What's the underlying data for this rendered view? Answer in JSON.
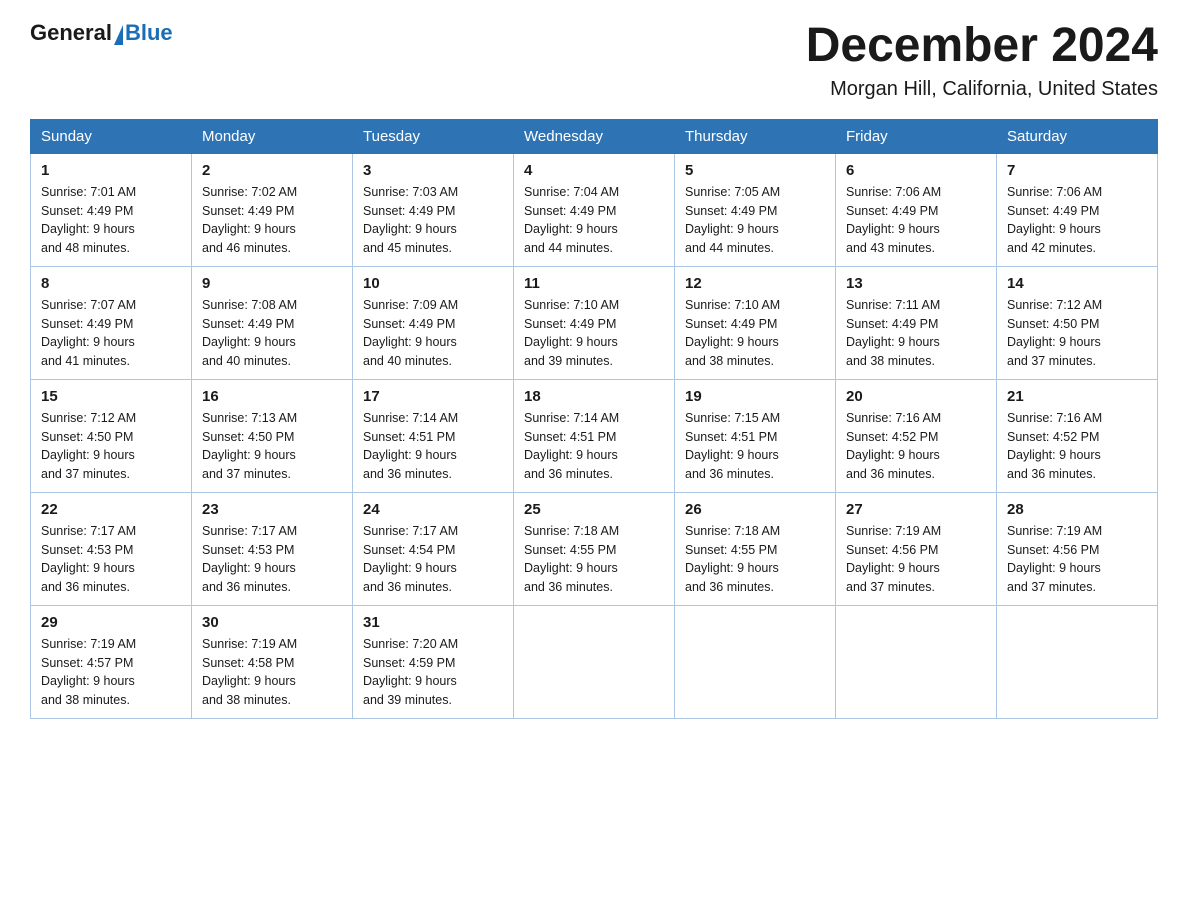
{
  "logo": {
    "general": "General",
    "blue": "Blue"
  },
  "header": {
    "title": "December 2024",
    "subtitle": "Morgan Hill, California, United States"
  },
  "weekdays": [
    "Sunday",
    "Monday",
    "Tuesday",
    "Wednesday",
    "Thursday",
    "Friday",
    "Saturday"
  ],
  "weeks": [
    [
      {
        "day": "1",
        "sunrise": "7:01 AM",
        "sunset": "4:49 PM",
        "daylight": "9 hours and 48 minutes."
      },
      {
        "day": "2",
        "sunrise": "7:02 AM",
        "sunset": "4:49 PM",
        "daylight": "9 hours and 46 minutes."
      },
      {
        "day": "3",
        "sunrise": "7:03 AM",
        "sunset": "4:49 PM",
        "daylight": "9 hours and 45 minutes."
      },
      {
        "day": "4",
        "sunrise": "7:04 AM",
        "sunset": "4:49 PM",
        "daylight": "9 hours and 44 minutes."
      },
      {
        "day": "5",
        "sunrise": "7:05 AM",
        "sunset": "4:49 PM",
        "daylight": "9 hours and 44 minutes."
      },
      {
        "day": "6",
        "sunrise": "7:06 AM",
        "sunset": "4:49 PM",
        "daylight": "9 hours and 43 minutes."
      },
      {
        "day": "7",
        "sunrise": "7:06 AM",
        "sunset": "4:49 PM",
        "daylight": "9 hours and 42 minutes."
      }
    ],
    [
      {
        "day": "8",
        "sunrise": "7:07 AM",
        "sunset": "4:49 PM",
        "daylight": "9 hours and 41 minutes."
      },
      {
        "day": "9",
        "sunrise": "7:08 AM",
        "sunset": "4:49 PM",
        "daylight": "9 hours and 40 minutes."
      },
      {
        "day": "10",
        "sunrise": "7:09 AM",
        "sunset": "4:49 PM",
        "daylight": "9 hours and 40 minutes."
      },
      {
        "day": "11",
        "sunrise": "7:10 AM",
        "sunset": "4:49 PM",
        "daylight": "9 hours and 39 minutes."
      },
      {
        "day": "12",
        "sunrise": "7:10 AM",
        "sunset": "4:49 PM",
        "daylight": "9 hours and 38 minutes."
      },
      {
        "day": "13",
        "sunrise": "7:11 AM",
        "sunset": "4:49 PM",
        "daylight": "9 hours and 38 minutes."
      },
      {
        "day": "14",
        "sunrise": "7:12 AM",
        "sunset": "4:50 PM",
        "daylight": "9 hours and 37 minutes."
      }
    ],
    [
      {
        "day": "15",
        "sunrise": "7:12 AM",
        "sunset": "4:50 PM",
        "daylight": "9 hours and 37 minutes."
      },
      {
        "day": "16",
        "sunrise": "7:13 AM",
        "sunset": "4:50 PM",
        "daylight": "9 hours and 37 minutes."
      },
      {
        "day": "17",
        "sunrise": "7:14 AM",
        "sunset": "4:51 PM",
        "daylight": "9 hours and 36 minutes."
      },
      {
        "day": "18",
        "sunrise": "7:14 AM",
        "sunset": "4:51 PM",
        "daylight": "9 hours and 36 minutes."
      },
      {
        "day": "19",
        "sunrise": "7:15 AM",
        "sunset": "4:51 PM",
        "daylight": "9 hours and 36 minutes."
      },
      {
        "day": "20",
        "sunrise": "7:16 AM",
        "sunset": "4:52 PM",
        "daylight": "9 hours and 36 minutes."
      },
      {
        "day": "21",
        "sunrise": "7:16 AM",
        "sunset": "4:52 PM",
        "daylight": "9 hours and 36 minutes."
      }
    ],
    [
      {
        "day": "22",
        "sunrise": "7:17 AM",
        "sunset": "4:53 PM",
        "daylight": "9 hours and 36 minutes."
      },
      {
        "day": "23",
        "sunrise": "7:17 AM",
        "sunset": "4:53 PM",
        "daylight": "9 hours and 36 minutes."
      },
      {
        "day": "24",
        "sunrise": "7:17 AM",
        "sunset": "4:54 PM",
        "daylight": "9 hours and 36 minutes."
      },
      {
        "day": "25",
        "sunrise": "7:18 AM",
        "sunset": "4:55 PM",
        "daylight": "9 hours and 36 minutes."
      },
      {
        "day": "26",
        "sunrise": "7:18 AM",
        "sunset": "4:55 PM",
        "daylight": "9 hours and 36 minutes."
      },
      {
        "day": "27",
        "sunrise": "7:19 AM",
        "sunset": "4:56 PM",
        "daylight": "9 hours and 37 minutes."
      },
      {
        "day": "28",
        "sunrise": "7:19 AM",
        "sunset": "4:56 PM",
        "daylight": "9 hours and 37 minutes."
      }
    ],
    [
      {
        "day": "29",
        "sunrise": "7:19 AM",
        "sunset": "4:57 PM",
        "daylight": "9 hours and 38 minutes."
      },
      {
        "day": "30",
        "sunrise": "7:19 AM",
        "sunset": "4:58 PM",
        "daylight": "9 hours and 38 minutes."
      },
      {
        "day": "31",
        "sunrise": "7:20 AM",
        "sunset": "4:59 PM",
        "daylight": "9 hours and 39 minutes."
      },
      null,
      null,
      null,
      null
    ]
  ],
  "labels": {
    "sunrise": "Sunrise:",
    "sunset": "Sunset:",
    "daylight": "Daylight:"
  }
}
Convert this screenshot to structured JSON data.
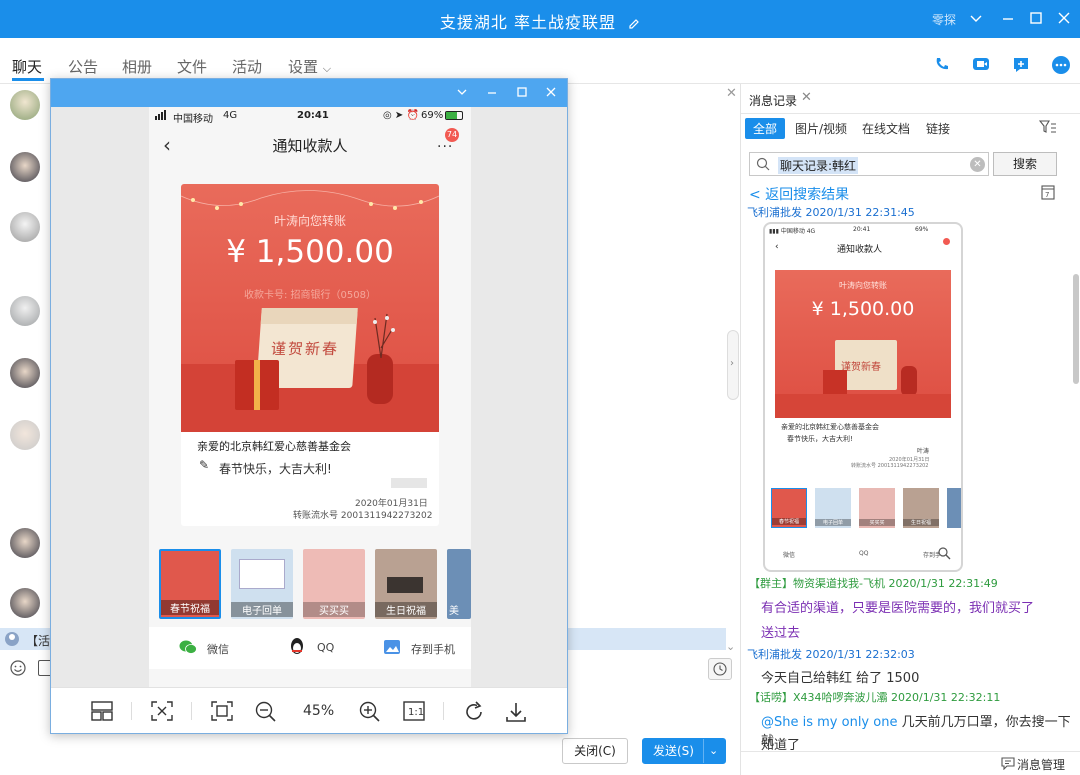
{
  "window": {
    "title": "支援湖北 率土战疫联盟",
    "user_label": "零探"
  },
  "tabs": [
    {
      "label": "聊天"
    },
    {
      "label": "公告"
    },
    {
      "label": "相册"
    },
    {
      "label": "文件"
    },
    {
      "label": "活动"
    },
    {
      "label": "设置"
    }
  ],
  "chat": {
    "banner_text": "【活跃",
    "close_label": "关闭(C)",
    "send_label": "发送(S)"
  },
  "viewer": {
    "zoom": "45%",
    "phone": {
      "carrier": "中国移动",
      "network": "4G",
      "time": "20:41",
      "battery": "69%",
      "page_title": "通知收款人",
      "badge": "74",
      "card_heading": "叶涛向您转账",
      "amount": "¥ 1,500.00",
      "account": "收款卡号: 招商银行（0508）",
      "calendar_text": "谨贺新春",
      "recipient": "亲爱的北京韩红爱心慈善基金会",
      "greeting": "春节快乐，大吉大利!",
      "date": "2020年01月31日",
      "serial": "转账流水号 2001311942273202",
      "thumbs": [
        "春节祝福",
        "电子回单",
        "买买买",
        "生日祝福",
        "美"
      ],
      "share": [
        "微信",
        "QQ",
        "存到手机"
      ]
    }
  },
  "history": {
    "panel_title": "消息记录",
    "filters": [
      "全部",
      "图片/视频",
      "在线文档",
      "链接"
    ],
    "search_value": "聊天记录:韩红",
    "search_button": "搜索",
    "back_link": "< 返回搜索结果",
    "mini": {
      "title": "通知收款人",
      "heading": "叶涛向您转账",
      "amount": "¥ 1,500.00",
      "calendar_text": "谨贺新春",
      "recipient": "亲爱的北京韩红爱心慈善基金会",
      "greeting": "春节快乐，大吉大利!",
      "sender": "叶涛",
      "thumbs": [
        "春节祝福",
        "电子回单",
        "买买买",
        "生日祝福"
      ],
      "share": [
        "微信",
        "QQ",
        "存到手"
      ]
    },
    "messages": [
      {
        "meta": "飞利浦批发 2020/1/31 22:31:45",
        "color": "#1a6fd0"
      },
      {
        "meta": "【群主】物资渠道找我-飞机 2020/1/31 22:31:49",
        "color": "#2e9b3e",
        "lines": [
          "有合适的渠道，只要是医院需要的，我们就买了",
          "送过去"
        ],
        "text_color": "#7b2fb3"
      },
      {
        "meta": "飞利浦批发 2020/1/31 22:32:03",
        "color": "#1a6fd0",
        "lines": [
          "今天自己给韩红 给了 1500"
        ],
        "text_color": "#333333"
      },
      {
        "meta": "【话唠】X434哈啰奔波儿灞 2020/1/31 22:32:11",
        "color": "#2e9b3e",
        "mention": "@She is my only one",
        "lines": [
          "几天前几万口罩，你去搜一下就",
          "知道了"
        ],
        "text_color": "#333333"
      }
    ],
    "manage_label": "消息管理"
  }
}
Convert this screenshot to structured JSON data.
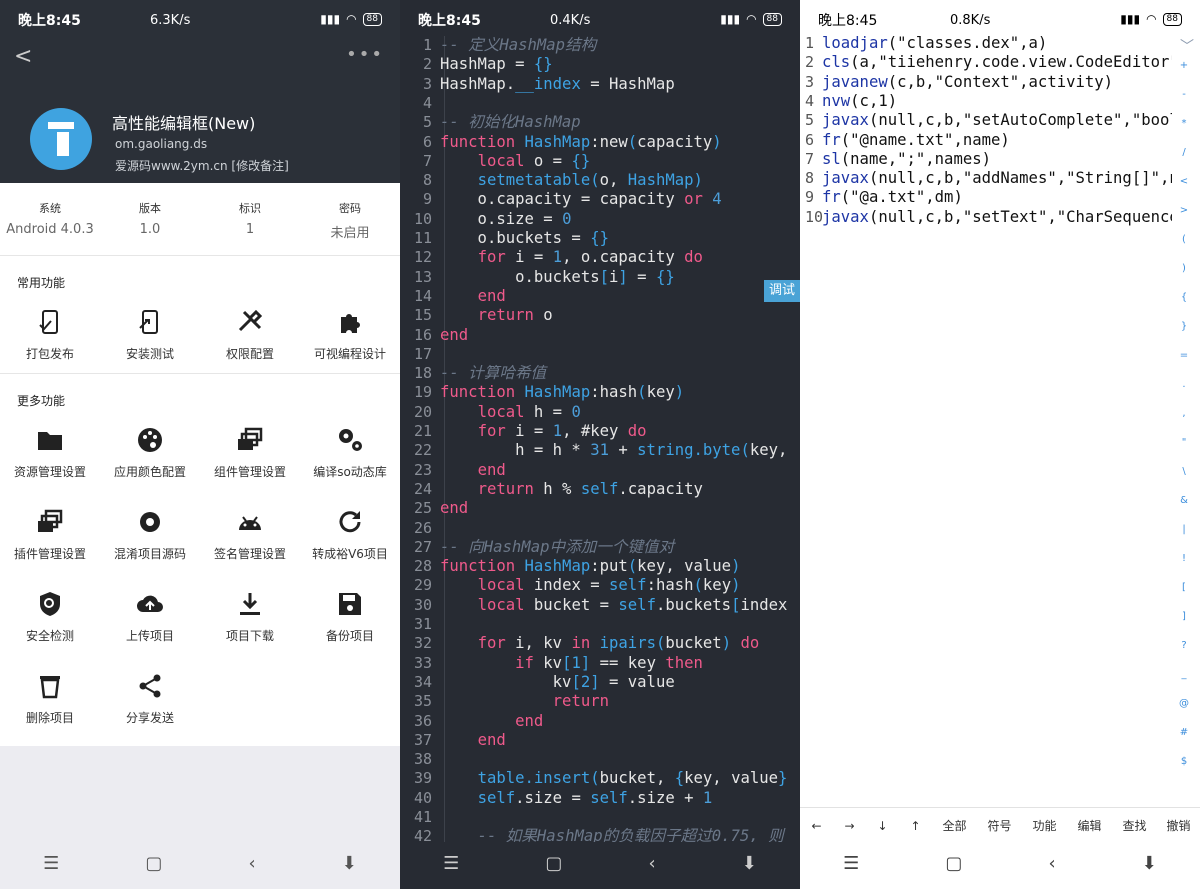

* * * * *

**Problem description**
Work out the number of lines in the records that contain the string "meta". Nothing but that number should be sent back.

**Solved problem**
4